Cooper’s Hawk Winery & Restaurant is the newest addition to the Waterford Lakes Town Center enclave.
What makes Cooper’s stand apart from the usual chains that thrive in east Orange County is its format: A combo platter of dining destination, winery, wine-tasting room and gift shop.
The concept, which originated in a suburb of Chicago, pairs Cooper’s Hawk wines with creative turns on upscale-casual fare. There is not a lot of new ground broken in the kitchen, but the food is good.
All guests pass through the gift shop and tasting room to be seated. For those who like to shop, the path can be somewhat distracting, but I found the staff to be gracious and accommodating.

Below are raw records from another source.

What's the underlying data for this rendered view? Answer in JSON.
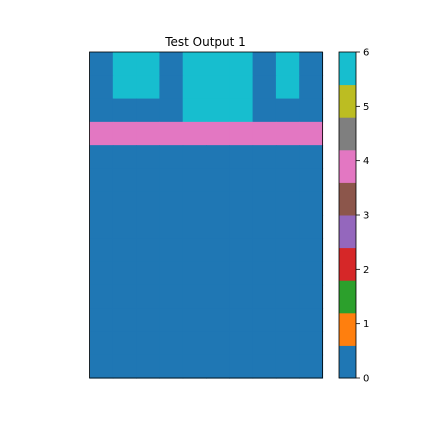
{
  "chart_data": {
    "type": "heatmap",
    "title": "Test Output 1",
    "xlabel": "",
    "ylabel": "",
    "grid": false,
    "rows": 14,
    "cols": 10,
    "values": [
      [
        0,
        6,
        6,
        0,
        6,
        6,
        6,
        0,
        6,
        0
      ],
      [
        0,
        6,
        6,
        0,
        6,
        6,
        6,
        0,
        6,
        0
      ],
      [
        0,
        0,
        0,
        0,
        6,
        6,
        6,
        0,
        0,
        0
      ],
      [
        4,
        4,
        4,
        4,
        4,
        4,
        4,
        4,
        4,
        4
      ],
      [
        0,
        0,
        0,
        0,
        0,
        0,
        0,
        0,
        0,
        0
      ],
      [
        0,
        0,
        0,
        0,
        0,
        0,
        0,
        0,
        0,
        0
      ],
      [
        0,
        0,
        0,
        0,
        0,
        0,
        0,
        0,
        0,
        0
      ],
      [
        0,
        0,
        0,
        0,
        0,
        0,
        0,
        0,
        0,
        0
      ],
      [
        0,
        0,
        0,
        0,
        0,
        0,
        0,
        0,
        0,
        0
      ],
      [
        0,
        0,
        0,
        0,
        0,
        0,
        0,
        0,
        0,
        0
      ],
      [
        0,
        0,
        0,
        0,
        0,
        0,
        0,
        0,
        0,
        0
      ],
      [
        0,
        0,
        0,
        0,
        0,
        0,
        0,
        0,
        0,
        0
      ],
      [
        0,
        0,
        0,
        0,
        0,
        0,
        0,
        0,
        0,
        0
      ],
      [
        0,
        0,
        0,
        0,
        0,
        0,
        0,
        0,
        0,
        0
      ]
    ],
    "colorbar": {
      "range": [
        0,
        6
      ],
      "ticks": [
        "0",
        "1",
        "2",
        "3",
        "4",
        "5",
        "6"
      ],
      "colors": [
        "#1f77b4",
        "#ff7f0e",
        "#2ca02c",
        "#d62728",
        "#9467bd",
        "#8c564b",
        "#e377c2",
        "#7f7f7f",
        "#bcbd22",
        "#17becf"
      ]
    }
  }
}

A tasting includes eight pours and starts at $7, a fair price and a nice way to spend your time if you have to wait for a table.
The dining room has an eclectic décor of brown tones with a good mix of booths and regular tables. There is more seating in the bar.
We started with the Cooper’s Hawk appetizer sampler ($21.49), a platter with four over-the-border egg rolls, several chicken pot stickers, two crab cakes and so-so calamari. There was too much fill in the cakes for my taste, but they were pretty good. The tender calamari had no flavor; a little salt and pepper or herbs in the breading mix would have helped. The egg rolls had a pleasant shot of heat and the pot stickers rocked.
On a second visit we tried the Asian pork belly tostadas ($8.99), which our server described as “life-changing.” For me that is going to take a Lotto win, but the appetizer was wonderful. It had a nice balance of flavor and texture from sweet pork, rough-chopped scallions, sesame seeds, fresh cilantro, radish and a sweet chili barbecue sauce.
For entrees, the soy ginger salmon ($20.99 dinner, $14.99 lunch) with wasabi buttered potatoes and Asian slaw was perfection. The rich salmon bordered on a juicy medium rare, the potatoes were enlivened by the wasabi topping and the Asian slaw had just the right mix of sweet-and-sour crunch.
Anne’s chicken saltimbocca ($17.99 dinner, $13.99 lunch) with prosciutto, provolone, sage, artichoke hearts and capers in a white wine lemon sauce is a to-go-box worthy selection. My only quibble is that the sauce made the overall flavor more like a piccata rather than the wallop of flavor a saltimbocca always promises.
The country rigatoni ($15.99) is a hearty mix of Italian sausage, mushrooms, chicken, fresh herbs and roasted grape tomatoes tossed in a tomato garlic cream sauce. The only thing I would add to the equation is a little more sausage.
The chicken giardiniera ($16.99 dinner, $12.99 lunch) featured Parmesan-breaded poultry topped with shaved Parmesan and served with Mary’s potatoes (whipped with butter and cream).
Of the wine portfolio, I only sampled the barrel red, a serviceable blend that pairs nicely with beef or pasta. I am leaving a more extensive review of the wine for when I return with my colleague, night-life reporter Tod Caviness.
The Dish on dining
Cooper’s Hawk Winery & Restaurants